At a time, we must again see clearly who we are, decide who we will be. We must understand the moment in which we live, and “chart a new journey forward.” The path will not be charted by a politician, but by individual Americans. “We must concentrate on what we have in common,” to “take another giant leap forward for Mankind.” This step centers on freedom, as it always has. Whether we are intent on “vanquishing ISIS” or preserving “rule of law,” we must see ourselves as “One People,” and resolve to act as one. Why? Because “when Americans come together and speak with conviction, it changes the world.”

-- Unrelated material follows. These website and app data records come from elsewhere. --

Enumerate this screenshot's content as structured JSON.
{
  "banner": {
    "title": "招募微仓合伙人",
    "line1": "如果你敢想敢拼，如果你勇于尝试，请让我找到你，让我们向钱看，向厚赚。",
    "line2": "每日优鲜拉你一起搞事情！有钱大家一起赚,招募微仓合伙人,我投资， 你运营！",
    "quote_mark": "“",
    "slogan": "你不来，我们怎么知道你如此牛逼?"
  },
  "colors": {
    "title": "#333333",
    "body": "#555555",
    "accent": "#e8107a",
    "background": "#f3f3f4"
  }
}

Heady stuff, and daring at a time of gamesmanship. But Cruz spoke with sincerity, and left the room hopeful. And the data may abide Cruz. This is the way we define ourselves, the kind of inspiration we seek to reaffirm who we are, at intergenerational inflection points. This is the stuff of leadership, not cocky boasting or self-adulation. The speech was another notch in his belt, forceful and inclusive, purposeful and high minded. It was far from the claptrap of petty politics.
What does it mean? Who can say for sure? One thing is clear: With or without the data, Cruz is right. We are at a “point of choosing” – between alternate futures, one of hope and promise, the other of brash battles, minutia and a new definition of ourselves that is hard to recognize. We are not happy to see ourselves as criminals, socialists or self-aggrandizing fops. We are not happy to be less than we can be, and we know the day is coming when we must choose. What we crave a future true to our past.
The Cruz speech also held a kicker. On the “journey” ahead, he prepared us to be “less talk, more action.” And affirmed that we Americans will “be who we were destined to be …,” if we only say we “will.” He said: “Here is the truth: You do not need me or any other politician … But we all need us, need ‘We the People’ …” We need each other, now more than ever. How true. Because, right again, our greatness is rooted in our goodness.
As I listened, I wondered. Who will hear this speech? Hope, humility and resolve, grounded confidence. More than meets the eye, these words would echo. After all, it was April 19th, the day in 1775 when a few inspired colonists gathered to defend their future country, the day battle was joined at Lexington and Concord more than 240 years ago, and a shot was heard ‘round the world. It was a good day for a shot of inspiration – and Cruz gave it, loud and clear, in a new and newly resonant voice.